- Incision is taken longitudinally to the edge of the tumour or the scar outside from the area that needs to be expanded. The skin and fascia are separated bluntly and partly with the help of cautery until a pocket is created, which is double the size of the expander.
- Irrigation of the pocket should be done with Ringer’s solution and
subtle hemostasis should be done using cautery.
- Before the insertion of the expander, the wound edge has to be painted
with iodine solution using a blunt surgical retractor, which was dipped
into iodine solution.
- The surgeon should change his/her gloves. The expander is then
inserted into the prepared pocket using a sleeve in order to avoid skin
- Sharp instruments should not be used for insertion of the osmosis expander.
- A 3-layer wound closure is performed using a 3-0 reabsorbable suture
material for adaptation of the deep subcutaneous tissue with the fascia
at the crossing of the expanding healthy tissue to the edge of the tumor
or scar and an adapting corium suture with the same thread.
A drainage tube is not required.
- Adhesive dressing can be placed on the skin cranially, laterally, and
medially around the expander to prevent expander dislocation during
the early expansion phase.
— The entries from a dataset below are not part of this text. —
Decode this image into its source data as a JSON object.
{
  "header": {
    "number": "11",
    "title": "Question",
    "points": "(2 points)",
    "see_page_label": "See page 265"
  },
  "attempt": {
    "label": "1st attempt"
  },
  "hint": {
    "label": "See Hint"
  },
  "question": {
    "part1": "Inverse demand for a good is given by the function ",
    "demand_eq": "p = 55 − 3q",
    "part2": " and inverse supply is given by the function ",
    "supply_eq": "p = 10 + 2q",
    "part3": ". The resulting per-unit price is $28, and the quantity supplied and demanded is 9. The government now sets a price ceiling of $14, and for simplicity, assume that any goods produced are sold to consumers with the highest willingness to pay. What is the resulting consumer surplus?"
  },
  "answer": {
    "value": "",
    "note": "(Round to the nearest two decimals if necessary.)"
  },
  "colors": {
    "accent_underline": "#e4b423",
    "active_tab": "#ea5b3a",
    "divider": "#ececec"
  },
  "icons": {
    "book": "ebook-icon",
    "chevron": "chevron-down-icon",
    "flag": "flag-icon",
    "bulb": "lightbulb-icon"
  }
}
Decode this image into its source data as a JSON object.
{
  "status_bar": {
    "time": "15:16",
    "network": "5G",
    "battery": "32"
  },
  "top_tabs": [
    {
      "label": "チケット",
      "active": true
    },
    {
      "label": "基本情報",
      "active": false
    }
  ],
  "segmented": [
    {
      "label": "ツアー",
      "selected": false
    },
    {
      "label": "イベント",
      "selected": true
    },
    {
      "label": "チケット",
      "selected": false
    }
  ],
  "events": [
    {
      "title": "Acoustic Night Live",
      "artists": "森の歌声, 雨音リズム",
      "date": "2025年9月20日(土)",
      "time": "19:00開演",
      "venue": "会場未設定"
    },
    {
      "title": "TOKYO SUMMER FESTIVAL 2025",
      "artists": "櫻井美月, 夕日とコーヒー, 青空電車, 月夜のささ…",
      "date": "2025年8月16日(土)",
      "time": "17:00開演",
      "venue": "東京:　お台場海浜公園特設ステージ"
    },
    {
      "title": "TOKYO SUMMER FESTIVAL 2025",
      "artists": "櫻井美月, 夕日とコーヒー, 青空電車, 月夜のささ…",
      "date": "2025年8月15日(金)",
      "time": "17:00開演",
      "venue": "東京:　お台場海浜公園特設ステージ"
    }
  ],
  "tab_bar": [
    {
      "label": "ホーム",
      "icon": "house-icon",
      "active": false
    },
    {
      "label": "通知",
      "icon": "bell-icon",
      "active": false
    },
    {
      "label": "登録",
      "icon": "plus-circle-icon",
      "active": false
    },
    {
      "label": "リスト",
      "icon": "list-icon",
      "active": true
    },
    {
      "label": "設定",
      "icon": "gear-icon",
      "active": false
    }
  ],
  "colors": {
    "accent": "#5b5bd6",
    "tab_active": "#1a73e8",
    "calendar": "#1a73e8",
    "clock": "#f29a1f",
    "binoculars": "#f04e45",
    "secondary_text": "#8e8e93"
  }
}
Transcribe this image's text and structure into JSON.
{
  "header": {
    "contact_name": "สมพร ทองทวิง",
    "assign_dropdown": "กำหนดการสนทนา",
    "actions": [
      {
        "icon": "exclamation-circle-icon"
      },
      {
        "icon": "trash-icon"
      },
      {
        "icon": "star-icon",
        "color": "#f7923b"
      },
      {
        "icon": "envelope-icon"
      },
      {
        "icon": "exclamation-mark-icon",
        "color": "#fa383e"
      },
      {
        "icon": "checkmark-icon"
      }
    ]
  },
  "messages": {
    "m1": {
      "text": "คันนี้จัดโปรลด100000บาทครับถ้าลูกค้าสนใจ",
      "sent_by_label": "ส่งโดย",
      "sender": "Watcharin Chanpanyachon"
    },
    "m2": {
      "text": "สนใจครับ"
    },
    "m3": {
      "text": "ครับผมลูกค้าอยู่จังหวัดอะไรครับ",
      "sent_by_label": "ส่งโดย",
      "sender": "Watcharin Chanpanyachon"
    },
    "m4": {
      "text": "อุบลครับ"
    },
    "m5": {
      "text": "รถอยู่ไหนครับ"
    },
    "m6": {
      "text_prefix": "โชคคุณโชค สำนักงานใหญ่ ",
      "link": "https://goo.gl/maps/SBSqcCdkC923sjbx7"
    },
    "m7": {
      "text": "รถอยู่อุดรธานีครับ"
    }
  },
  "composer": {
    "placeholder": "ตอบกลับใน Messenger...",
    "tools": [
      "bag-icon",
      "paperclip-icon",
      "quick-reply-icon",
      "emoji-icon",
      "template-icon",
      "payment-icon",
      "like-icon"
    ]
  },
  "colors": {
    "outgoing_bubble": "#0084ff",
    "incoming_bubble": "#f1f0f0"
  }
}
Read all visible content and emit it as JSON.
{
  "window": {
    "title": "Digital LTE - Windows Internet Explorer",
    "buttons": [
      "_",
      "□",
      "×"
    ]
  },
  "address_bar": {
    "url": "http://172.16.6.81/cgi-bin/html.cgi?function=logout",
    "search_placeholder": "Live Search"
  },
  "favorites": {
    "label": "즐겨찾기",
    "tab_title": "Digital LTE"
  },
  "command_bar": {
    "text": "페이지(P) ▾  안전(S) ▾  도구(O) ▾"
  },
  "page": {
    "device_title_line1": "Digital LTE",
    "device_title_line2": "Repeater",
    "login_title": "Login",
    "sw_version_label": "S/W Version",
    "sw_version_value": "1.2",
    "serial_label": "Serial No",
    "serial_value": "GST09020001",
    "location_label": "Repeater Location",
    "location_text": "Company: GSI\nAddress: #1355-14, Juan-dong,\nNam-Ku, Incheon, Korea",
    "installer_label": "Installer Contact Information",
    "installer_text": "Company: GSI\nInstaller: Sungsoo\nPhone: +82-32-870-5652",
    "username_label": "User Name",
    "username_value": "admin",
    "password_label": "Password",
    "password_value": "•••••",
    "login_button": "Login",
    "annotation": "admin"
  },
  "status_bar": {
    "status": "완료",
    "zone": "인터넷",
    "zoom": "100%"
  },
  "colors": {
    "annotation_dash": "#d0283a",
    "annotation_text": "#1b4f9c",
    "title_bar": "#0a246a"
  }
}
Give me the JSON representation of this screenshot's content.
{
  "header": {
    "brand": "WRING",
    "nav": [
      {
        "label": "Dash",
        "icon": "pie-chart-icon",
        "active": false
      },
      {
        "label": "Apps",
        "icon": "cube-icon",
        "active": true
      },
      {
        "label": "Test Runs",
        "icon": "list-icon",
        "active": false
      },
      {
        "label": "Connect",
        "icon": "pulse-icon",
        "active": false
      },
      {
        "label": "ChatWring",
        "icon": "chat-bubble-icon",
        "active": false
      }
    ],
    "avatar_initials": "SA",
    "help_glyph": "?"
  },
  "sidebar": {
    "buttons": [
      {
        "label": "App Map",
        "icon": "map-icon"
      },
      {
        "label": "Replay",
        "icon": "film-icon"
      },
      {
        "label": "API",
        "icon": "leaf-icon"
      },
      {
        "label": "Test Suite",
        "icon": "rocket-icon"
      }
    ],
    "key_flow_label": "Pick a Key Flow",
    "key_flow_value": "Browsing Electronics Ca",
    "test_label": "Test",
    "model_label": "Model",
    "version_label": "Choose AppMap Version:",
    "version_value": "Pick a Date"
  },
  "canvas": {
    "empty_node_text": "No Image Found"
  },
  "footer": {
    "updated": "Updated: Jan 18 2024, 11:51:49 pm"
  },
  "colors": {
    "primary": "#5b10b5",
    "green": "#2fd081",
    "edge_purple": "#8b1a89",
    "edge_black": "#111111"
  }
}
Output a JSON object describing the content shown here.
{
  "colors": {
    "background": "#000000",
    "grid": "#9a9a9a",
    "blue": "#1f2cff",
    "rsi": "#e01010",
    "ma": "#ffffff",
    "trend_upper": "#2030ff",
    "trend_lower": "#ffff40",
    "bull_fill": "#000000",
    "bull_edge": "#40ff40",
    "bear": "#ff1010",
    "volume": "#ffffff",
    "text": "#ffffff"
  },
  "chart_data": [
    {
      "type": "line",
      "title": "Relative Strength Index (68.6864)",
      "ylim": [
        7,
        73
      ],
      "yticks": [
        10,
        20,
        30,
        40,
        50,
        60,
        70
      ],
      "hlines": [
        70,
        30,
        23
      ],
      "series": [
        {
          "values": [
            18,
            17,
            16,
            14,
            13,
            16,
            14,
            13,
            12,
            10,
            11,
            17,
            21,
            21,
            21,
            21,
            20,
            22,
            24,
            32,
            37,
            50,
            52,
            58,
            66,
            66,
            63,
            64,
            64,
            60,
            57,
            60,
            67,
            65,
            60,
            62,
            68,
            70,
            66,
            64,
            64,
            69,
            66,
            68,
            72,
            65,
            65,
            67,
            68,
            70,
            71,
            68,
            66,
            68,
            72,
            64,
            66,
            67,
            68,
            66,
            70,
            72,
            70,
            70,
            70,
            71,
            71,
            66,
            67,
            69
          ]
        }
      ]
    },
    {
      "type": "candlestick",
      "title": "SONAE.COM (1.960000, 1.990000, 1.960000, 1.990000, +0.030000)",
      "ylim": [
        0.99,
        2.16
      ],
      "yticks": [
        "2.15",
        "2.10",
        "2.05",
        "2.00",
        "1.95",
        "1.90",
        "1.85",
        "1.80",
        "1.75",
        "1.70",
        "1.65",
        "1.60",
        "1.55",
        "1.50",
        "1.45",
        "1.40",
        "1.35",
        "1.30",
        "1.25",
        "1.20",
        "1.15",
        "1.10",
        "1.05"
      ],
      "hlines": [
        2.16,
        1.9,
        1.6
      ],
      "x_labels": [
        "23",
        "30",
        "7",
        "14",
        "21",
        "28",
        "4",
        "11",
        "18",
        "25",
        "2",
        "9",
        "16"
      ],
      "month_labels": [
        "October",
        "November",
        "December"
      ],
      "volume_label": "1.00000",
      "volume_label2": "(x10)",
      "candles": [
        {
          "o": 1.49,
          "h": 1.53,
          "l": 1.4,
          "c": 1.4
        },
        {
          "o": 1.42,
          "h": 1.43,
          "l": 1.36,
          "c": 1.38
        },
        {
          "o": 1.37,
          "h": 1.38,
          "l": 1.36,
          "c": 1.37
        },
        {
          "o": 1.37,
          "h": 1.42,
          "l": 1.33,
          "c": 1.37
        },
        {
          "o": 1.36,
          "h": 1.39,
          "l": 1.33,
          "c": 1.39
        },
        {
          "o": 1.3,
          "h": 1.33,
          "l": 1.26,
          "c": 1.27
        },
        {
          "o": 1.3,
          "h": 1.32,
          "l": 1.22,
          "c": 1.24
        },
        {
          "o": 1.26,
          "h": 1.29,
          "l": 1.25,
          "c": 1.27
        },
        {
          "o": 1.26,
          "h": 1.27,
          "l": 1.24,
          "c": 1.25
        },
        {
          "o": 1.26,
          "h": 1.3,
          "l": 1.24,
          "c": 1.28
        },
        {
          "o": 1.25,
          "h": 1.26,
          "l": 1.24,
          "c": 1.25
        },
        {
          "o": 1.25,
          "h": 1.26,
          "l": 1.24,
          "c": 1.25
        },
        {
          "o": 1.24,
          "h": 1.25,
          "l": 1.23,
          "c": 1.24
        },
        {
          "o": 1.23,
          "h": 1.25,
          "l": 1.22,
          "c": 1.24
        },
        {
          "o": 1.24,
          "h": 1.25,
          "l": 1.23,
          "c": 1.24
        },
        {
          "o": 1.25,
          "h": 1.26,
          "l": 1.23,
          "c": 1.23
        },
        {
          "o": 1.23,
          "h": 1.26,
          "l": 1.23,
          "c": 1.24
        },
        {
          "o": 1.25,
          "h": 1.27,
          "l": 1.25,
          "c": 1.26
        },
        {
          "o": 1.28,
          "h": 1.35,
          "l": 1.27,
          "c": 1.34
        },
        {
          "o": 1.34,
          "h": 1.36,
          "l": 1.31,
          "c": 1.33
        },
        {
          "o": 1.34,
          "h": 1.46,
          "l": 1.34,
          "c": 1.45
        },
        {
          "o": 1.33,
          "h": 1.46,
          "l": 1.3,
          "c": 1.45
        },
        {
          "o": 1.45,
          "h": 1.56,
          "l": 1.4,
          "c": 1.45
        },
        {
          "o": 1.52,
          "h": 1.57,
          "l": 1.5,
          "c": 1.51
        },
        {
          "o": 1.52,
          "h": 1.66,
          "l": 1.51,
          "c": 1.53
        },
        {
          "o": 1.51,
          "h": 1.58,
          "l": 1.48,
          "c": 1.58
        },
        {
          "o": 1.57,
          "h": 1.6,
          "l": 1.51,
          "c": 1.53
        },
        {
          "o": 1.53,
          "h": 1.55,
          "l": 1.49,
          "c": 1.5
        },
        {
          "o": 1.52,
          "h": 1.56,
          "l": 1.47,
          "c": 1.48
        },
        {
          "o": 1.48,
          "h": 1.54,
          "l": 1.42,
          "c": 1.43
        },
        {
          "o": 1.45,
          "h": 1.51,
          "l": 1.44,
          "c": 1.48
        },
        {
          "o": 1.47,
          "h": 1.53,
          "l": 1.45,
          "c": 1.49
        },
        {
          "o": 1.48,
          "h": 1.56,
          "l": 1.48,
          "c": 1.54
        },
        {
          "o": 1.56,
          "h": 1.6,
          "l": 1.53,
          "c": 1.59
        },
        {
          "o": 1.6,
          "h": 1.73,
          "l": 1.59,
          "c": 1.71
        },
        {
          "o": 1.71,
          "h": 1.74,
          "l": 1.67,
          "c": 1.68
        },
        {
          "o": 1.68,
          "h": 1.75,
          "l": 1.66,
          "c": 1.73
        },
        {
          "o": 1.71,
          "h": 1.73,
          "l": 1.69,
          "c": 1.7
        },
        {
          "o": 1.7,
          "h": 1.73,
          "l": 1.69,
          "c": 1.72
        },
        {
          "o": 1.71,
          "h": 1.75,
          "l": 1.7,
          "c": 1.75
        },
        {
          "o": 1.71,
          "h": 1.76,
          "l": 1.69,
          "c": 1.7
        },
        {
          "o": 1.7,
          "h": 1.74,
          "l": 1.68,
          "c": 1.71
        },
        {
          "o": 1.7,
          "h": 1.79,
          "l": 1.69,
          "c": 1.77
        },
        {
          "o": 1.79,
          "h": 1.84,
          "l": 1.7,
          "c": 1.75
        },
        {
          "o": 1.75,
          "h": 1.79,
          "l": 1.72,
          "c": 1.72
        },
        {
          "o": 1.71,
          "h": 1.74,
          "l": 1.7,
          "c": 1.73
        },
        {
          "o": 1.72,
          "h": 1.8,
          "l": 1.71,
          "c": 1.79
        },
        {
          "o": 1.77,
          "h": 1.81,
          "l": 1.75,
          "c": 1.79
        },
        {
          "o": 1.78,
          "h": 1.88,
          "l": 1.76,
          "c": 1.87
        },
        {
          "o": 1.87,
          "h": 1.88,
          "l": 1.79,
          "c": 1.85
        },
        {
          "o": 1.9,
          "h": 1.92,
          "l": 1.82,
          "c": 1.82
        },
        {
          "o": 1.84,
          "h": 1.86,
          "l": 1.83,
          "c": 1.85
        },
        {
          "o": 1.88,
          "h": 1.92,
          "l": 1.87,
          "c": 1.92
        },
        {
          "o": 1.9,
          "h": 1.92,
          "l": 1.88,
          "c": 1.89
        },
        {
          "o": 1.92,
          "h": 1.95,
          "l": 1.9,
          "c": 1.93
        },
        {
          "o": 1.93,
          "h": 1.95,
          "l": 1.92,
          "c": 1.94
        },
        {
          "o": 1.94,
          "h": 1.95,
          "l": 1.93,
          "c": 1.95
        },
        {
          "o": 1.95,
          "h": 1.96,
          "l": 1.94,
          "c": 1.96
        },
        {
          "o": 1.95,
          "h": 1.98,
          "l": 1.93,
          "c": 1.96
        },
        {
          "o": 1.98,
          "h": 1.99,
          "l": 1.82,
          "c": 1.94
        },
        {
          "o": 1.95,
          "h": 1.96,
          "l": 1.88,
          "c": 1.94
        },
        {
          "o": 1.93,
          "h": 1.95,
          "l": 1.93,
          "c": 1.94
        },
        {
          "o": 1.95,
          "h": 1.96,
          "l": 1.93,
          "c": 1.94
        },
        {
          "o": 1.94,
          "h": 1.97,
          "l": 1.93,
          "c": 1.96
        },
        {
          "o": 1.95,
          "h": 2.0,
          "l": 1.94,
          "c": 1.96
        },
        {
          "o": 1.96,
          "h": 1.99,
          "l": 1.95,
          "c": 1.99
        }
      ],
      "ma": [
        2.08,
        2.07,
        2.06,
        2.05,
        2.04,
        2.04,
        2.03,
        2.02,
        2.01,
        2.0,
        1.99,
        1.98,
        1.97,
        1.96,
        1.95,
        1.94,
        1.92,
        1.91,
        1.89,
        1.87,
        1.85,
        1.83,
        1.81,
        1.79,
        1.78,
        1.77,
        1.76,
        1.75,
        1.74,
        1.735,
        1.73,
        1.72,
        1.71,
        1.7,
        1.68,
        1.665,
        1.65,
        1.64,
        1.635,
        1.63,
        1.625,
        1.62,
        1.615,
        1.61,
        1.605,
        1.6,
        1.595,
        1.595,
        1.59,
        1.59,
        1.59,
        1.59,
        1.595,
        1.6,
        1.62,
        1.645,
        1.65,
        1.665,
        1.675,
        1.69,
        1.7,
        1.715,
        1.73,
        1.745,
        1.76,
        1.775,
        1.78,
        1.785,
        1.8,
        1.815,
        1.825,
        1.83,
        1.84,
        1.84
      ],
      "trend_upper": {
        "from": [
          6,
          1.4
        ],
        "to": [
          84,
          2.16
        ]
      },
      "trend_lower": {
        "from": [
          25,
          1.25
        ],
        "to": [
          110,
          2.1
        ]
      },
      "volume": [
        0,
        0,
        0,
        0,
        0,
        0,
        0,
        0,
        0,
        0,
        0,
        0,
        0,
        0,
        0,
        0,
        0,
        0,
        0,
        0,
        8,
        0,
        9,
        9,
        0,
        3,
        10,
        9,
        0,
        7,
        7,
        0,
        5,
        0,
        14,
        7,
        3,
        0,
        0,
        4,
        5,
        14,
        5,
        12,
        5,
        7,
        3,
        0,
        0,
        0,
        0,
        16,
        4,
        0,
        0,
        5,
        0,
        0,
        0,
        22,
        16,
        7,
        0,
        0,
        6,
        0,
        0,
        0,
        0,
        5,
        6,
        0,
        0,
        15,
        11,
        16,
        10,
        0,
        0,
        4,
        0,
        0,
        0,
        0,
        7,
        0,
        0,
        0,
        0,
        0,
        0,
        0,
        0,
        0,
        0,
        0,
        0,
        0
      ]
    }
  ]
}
- After incision of the old suture, the expander rises out of its pocket. The removal is supported by subtle pressure to the expander. Big expanders can easily be cut into two or more pieces in order to facilitate removal through a small incision.
- Then, the pocket is irrigated copiously with 0.9% saline or Ringer’s lactate solution.
- Marking of the resection area of the tumor or scar is done.
- After removal of the resection area, a layer-wise wound closure is performed. A drainage tube is not required.
Contraindications for the use of SETEs:
- Local infection in the area to be expanded.
- Damaged tissue caused by radiation therapy.
- Severe psychological instability such as inappropriate attitude or motivation, or a lack of understanding of the risks involved with the surgical procedure and expander.
- Thin, atrophied tissue in the area to be expanded.
Possible adverse effects:
- Capsule formation and contracture
- Extrusion of Expander/ Delayed or interrupted wound healing
- Fluid accumulation
- Cosmetic results which are not as expected
- Thrombosed veins developing temporarily in the area of device
- Hypertrophic scarring
- Pain as a result of an improperly sized and/or placed implant due to compression of nerves.